----- Data extracts -----

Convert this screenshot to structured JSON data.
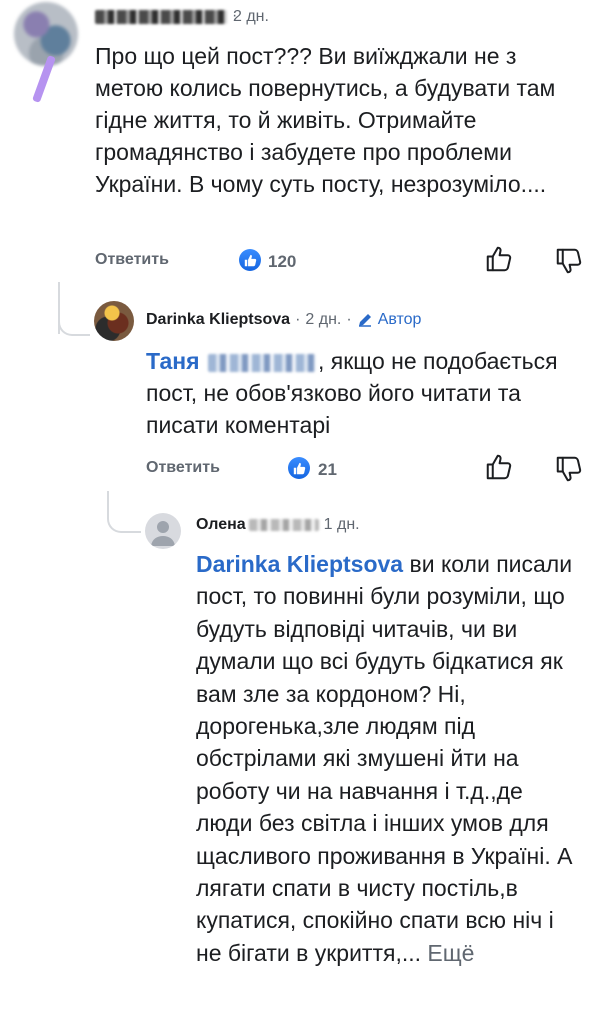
{
  "comments": [
    {
      "time": "2 дн.",
      "text": "Про що цей пост??? Ви виїжджали не з метою колись повернутись, а будувати там гідне життя, то й живіть. Отримайте громадянство і забудете про проблеми України. В чому суть посту, незрозуміло....",
      "reply_label": "Ответить",
      "like_count": "120"
    },
    {
      "author": "Darinka Klieptsova",
      "time": "2 дн.",
      "author_badge": "Автор",
      "mention": "Таня",
      "text": "якщо не подобається пост, не обов'язково його читати та писати коментарі",
      "reply_label": "Ответить",
      "like_count": "21"
    },
    {
      "author": "Олена",
      "time": "1 дн.",
      "mention": "Darinka Klieptsova",
      "text": "ви коли писали пост, то повинні були розуміли, що будуть відповіді читачів, чи ви думали що всі будуть бідкатися як вам зле за кордоном? Ні, дорогенька,зле людям під обстрілами які змушені йти на роботу чи на навчання і т.д.,де люди без світла і інших умов для щасливого проживання в Україні. А лягати спати в чисту постіль,в купатися, спокійно спати всю ніч і не бігати в укриття,...",
      "more_label": "Ещё"
    }
  ],
  "colors": {
    "accent": "#2a6ac8",
    "like": "#1877f2",
    "muted": "#606770"
  }
}
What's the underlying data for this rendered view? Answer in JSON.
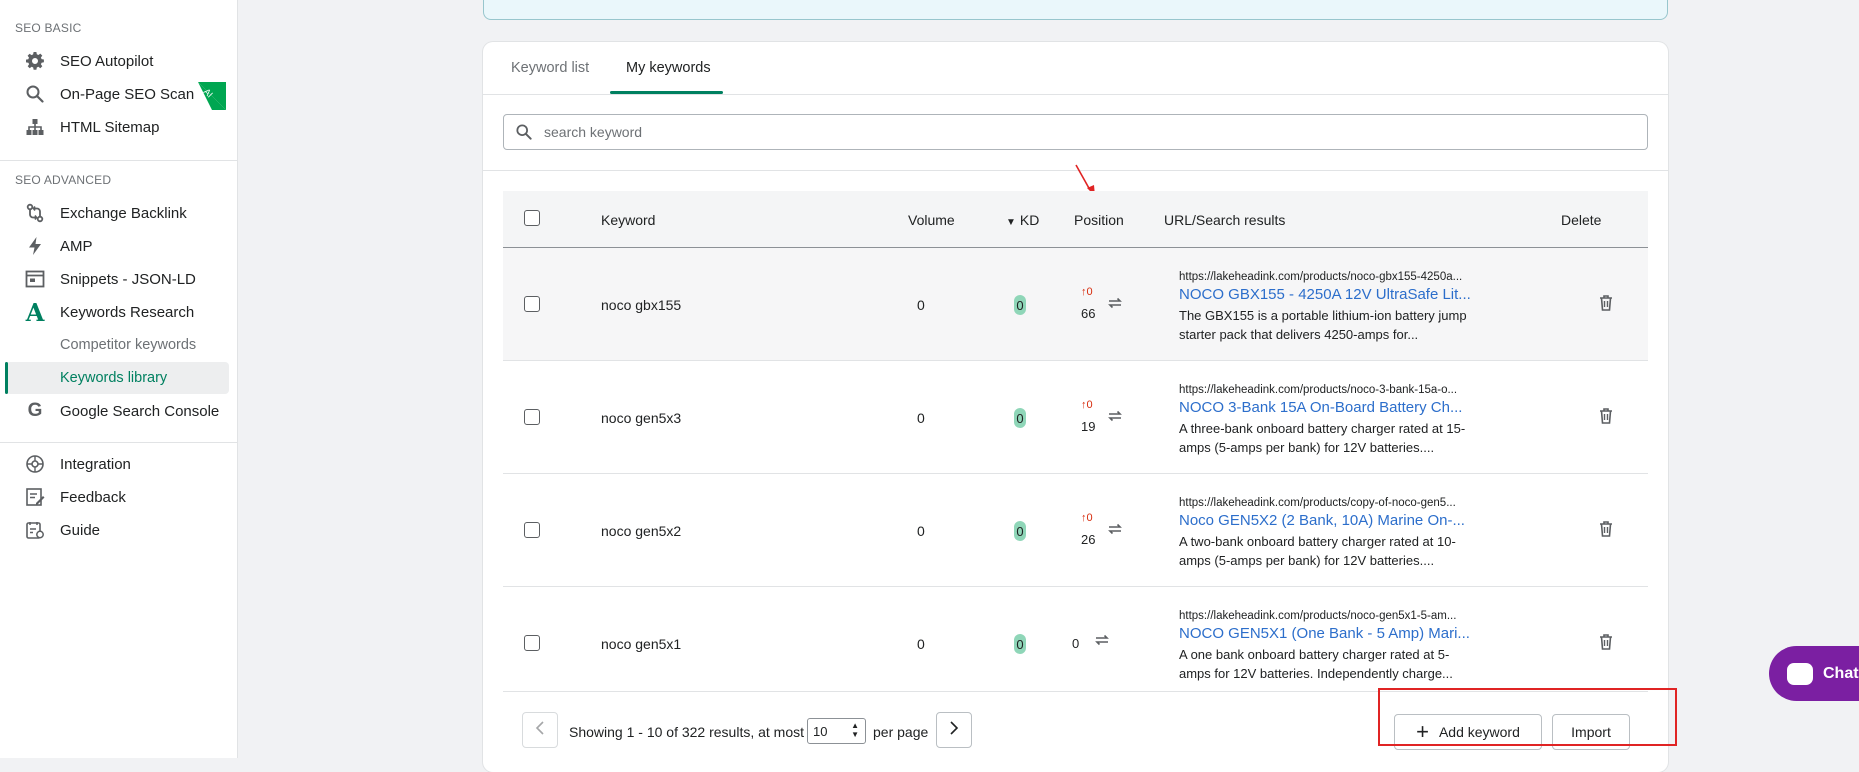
{
  "sidebar": {
    "sections": [
      {
        "title": "SEO BASIC",
        "items": [
          {
            "label": "SEO Autopilot",
            "icon": "gear-icon"
          },
          {
            "label": "On-Page SEO Scan",
            "icon": "search-icon"
          },
          {
            "label": "HTML Sitemap",
            "icon": "sitemap-icon"
          }
        ]
      },
      {
        "title": "SEO ADVANCED",
        "items": [
          {
            "label": "Exchange Backlink",
            "icon": "exchange-icon"
          },
          {
            "label": "AMP",
            "icon": "lightning-icon"
          },
          {
            "label": "Snippets - JSON-LD",
            "icon": "snippet-icon"
          },
          {
            "label": "Keywords Research",
            "icon": "letter-a-icon"
          },
          {
            "label": "Competitor keywords"
          },
          {
            "label": "Keywords library"
          },
          {
            "label": "Google Search Console",
            "icon": "google-icon"
          }
        ]
      },
      {
        "title": "",
        "items": [
          {
            "label": "Integration",
            "icon": "integration-icon"
          },
          {
            "label": "Feedback",
            "icon": "feedback-icon"
          },
          {
            "label": "Guide",
            "icon": "guide-icon"
          }
        ]
      }
    ],
    "ai_badge": "AI"
  },
  "tabs": [
    "Keyword list",
    "My keywords"
  ],
  "active_tab": "My keywords",
  "search": {
    "placeholder": "search keyword"
  },
  "table": {
    "headers": {
      "keyword": "Keyword",
      "volume": "Volume",
      "kd": "KD",
      "position": "Position",
      "url": "URL/Search results",
      "delete": "Delete"
    },
    "rows": [
      {
        "keyword": "noco gbx155",
        "volume": "0",
        "kd": "0",
        "change": "↑0",
        "position": "66",
        "url": "https://lakeheadink.com/products/noco-gbx155-4250a...",
        "title": "NOCO GBX155 - 4250A 12V UltraSafe Lit...",
        "desc": "The GBX155 is a portable lithium-ion battery jump starter pack that delivers 4250-amps for..."
      },
      {
        "keyword": "noco gen5x3",
        "volume": "0",
        "kd": "0",
        "change": "↑0",
        "position": "19",
        "url": "https://lakeheadink.com/products/noco-3-bank-15a-o...",
        "title": "NOCO 3-Bank 15A On-Board Battery Ch...",
        "desc": "A three-bank onboard battery charger rated at 15-amps (5-amps per bank) for 12V batteries...."
      },
      {
        "keyword": "noco gen5x2",
        "volume": "0",
        "kd": "0",
        "change": "↑0",
        "position": "26",
        "url": "https://lakeheadink.com/products/copy-of-noco-gen5...",
        "title": "Noco GEN5X2 (2 Bank, 10A) Marine On-...",
        "desc": "A two-bank onboard battery charger rated at 10-amps (5-amps per bank) for 12V batteries...."
      },
      {
        "keyword": "noco gen5x1",
        "volume": "0",
        "kd": "0",
        "change": "",
        "position": "0",
        "url": "https://lakeheadink.com/products/noco-gen5x1-5-am...",
        "title": "NOCO GEN5X1 (One Bank - 5 Amp) Mari...",
        "desc": "A one bank onboard battery charger rated at 5-amps for 12V batteries. Independently charge..."
      }
    ]
  },
  "pagination": {
    "showing": "Showing 1 - 10 of 322 results, at most",
    "per_page_value": "10",
    "per_page_label": "per page"
  },
  "buttons": {
    "add_keyword": "Add keyword",
    "import": "Import"
  },
  "chat": {
    "label": "Chat"
  },
  "colors": {
    "accent": "#008060",
    "link": "#2c6ecb",
    "kd_badge": "#8fd6b8",
    "annotation_red": "#e02424",
    "chat_purple": "#7b1fa2"
  }
}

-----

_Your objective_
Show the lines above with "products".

_Answer for this exercise_
        "url": "https://lakeheadink.com/products/noco-gbx155-4250a...",
        "url": "https://lakeheadink.com/products/noco-3-bank-15a-o...",
        "url": "https://lakeheadink.com/products/copy-of-noco-gen5...",
        "url": "https://lakeheadink.com/products/noco-gen5x1-5-am...",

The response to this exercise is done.